__About this exercise__. Scan the data below and pick out the lines containing the word "title".

(Records contained in a dataset)
★ ★ ★ ★ ★ ★ ★

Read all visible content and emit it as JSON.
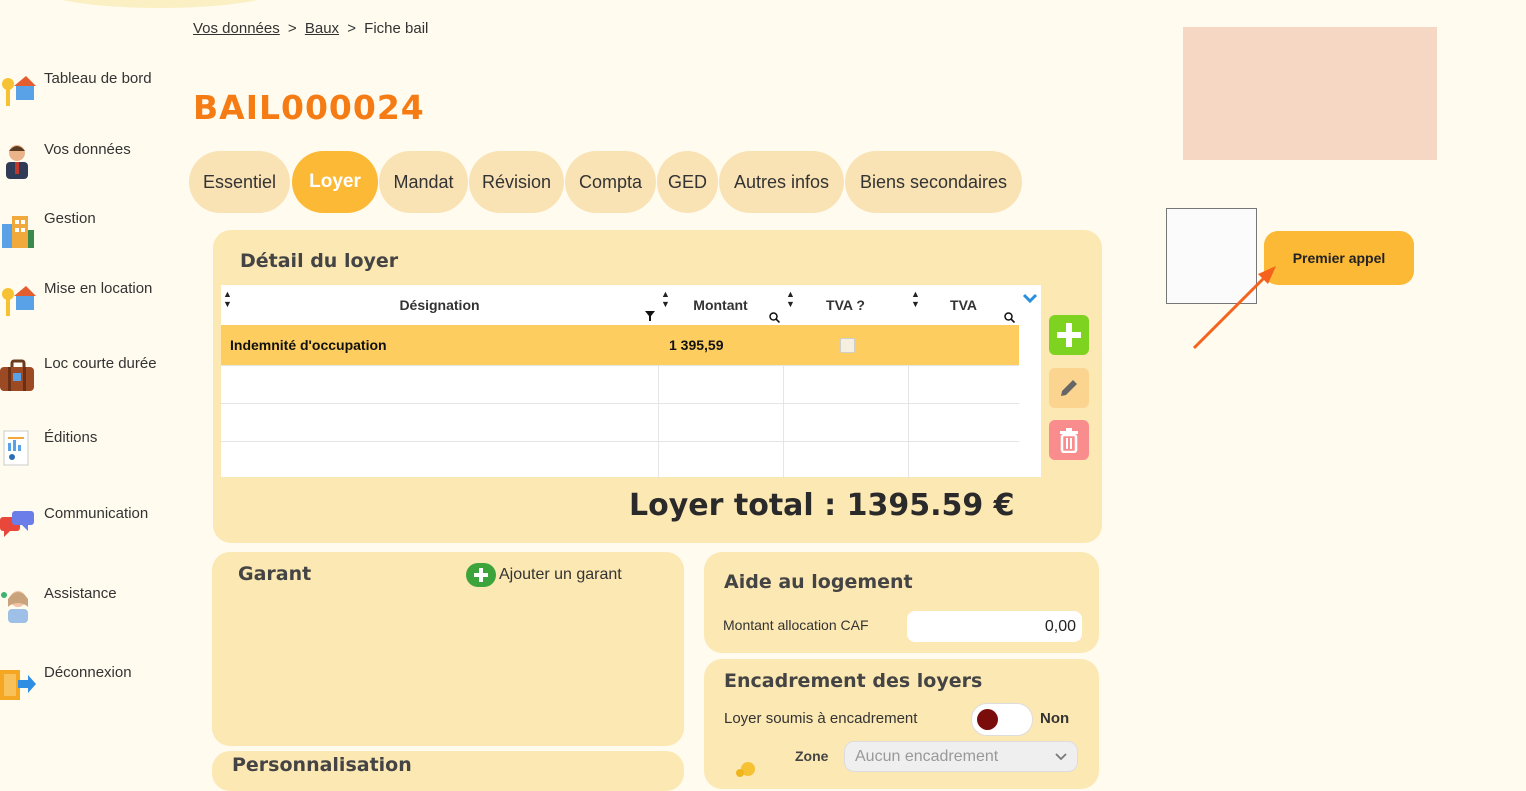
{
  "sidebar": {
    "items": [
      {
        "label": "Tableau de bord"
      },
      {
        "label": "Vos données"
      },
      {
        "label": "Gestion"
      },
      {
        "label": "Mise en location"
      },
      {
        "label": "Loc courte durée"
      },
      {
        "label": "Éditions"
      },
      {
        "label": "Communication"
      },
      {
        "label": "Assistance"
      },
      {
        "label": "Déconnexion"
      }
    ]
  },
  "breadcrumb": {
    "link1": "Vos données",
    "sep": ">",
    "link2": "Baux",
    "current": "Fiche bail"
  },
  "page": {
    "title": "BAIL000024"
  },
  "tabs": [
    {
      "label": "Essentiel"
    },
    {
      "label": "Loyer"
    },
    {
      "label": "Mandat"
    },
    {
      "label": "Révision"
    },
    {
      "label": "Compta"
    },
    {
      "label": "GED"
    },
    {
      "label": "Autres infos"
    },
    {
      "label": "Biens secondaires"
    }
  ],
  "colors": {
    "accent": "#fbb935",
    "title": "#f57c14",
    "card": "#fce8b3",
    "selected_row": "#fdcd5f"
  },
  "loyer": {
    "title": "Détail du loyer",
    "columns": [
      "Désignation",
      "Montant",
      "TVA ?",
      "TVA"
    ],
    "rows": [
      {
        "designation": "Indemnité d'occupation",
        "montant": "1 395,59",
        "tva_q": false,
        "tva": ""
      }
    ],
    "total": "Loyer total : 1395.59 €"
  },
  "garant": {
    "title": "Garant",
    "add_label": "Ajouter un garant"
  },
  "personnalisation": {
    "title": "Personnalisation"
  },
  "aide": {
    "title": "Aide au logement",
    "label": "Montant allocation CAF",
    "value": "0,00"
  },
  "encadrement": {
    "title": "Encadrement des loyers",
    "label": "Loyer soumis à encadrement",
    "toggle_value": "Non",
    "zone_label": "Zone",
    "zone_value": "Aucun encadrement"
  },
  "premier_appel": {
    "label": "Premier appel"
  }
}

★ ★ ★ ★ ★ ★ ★

__Solved exercise__.
    "title": "BAIL000024"
    "title": "#f57c14",
    "title": "Détail du loyer",
    "title": "Garant",
    "title": "Personnalisation"
    "title": "Aide au logement",
    "title": "Encadrement des loyers",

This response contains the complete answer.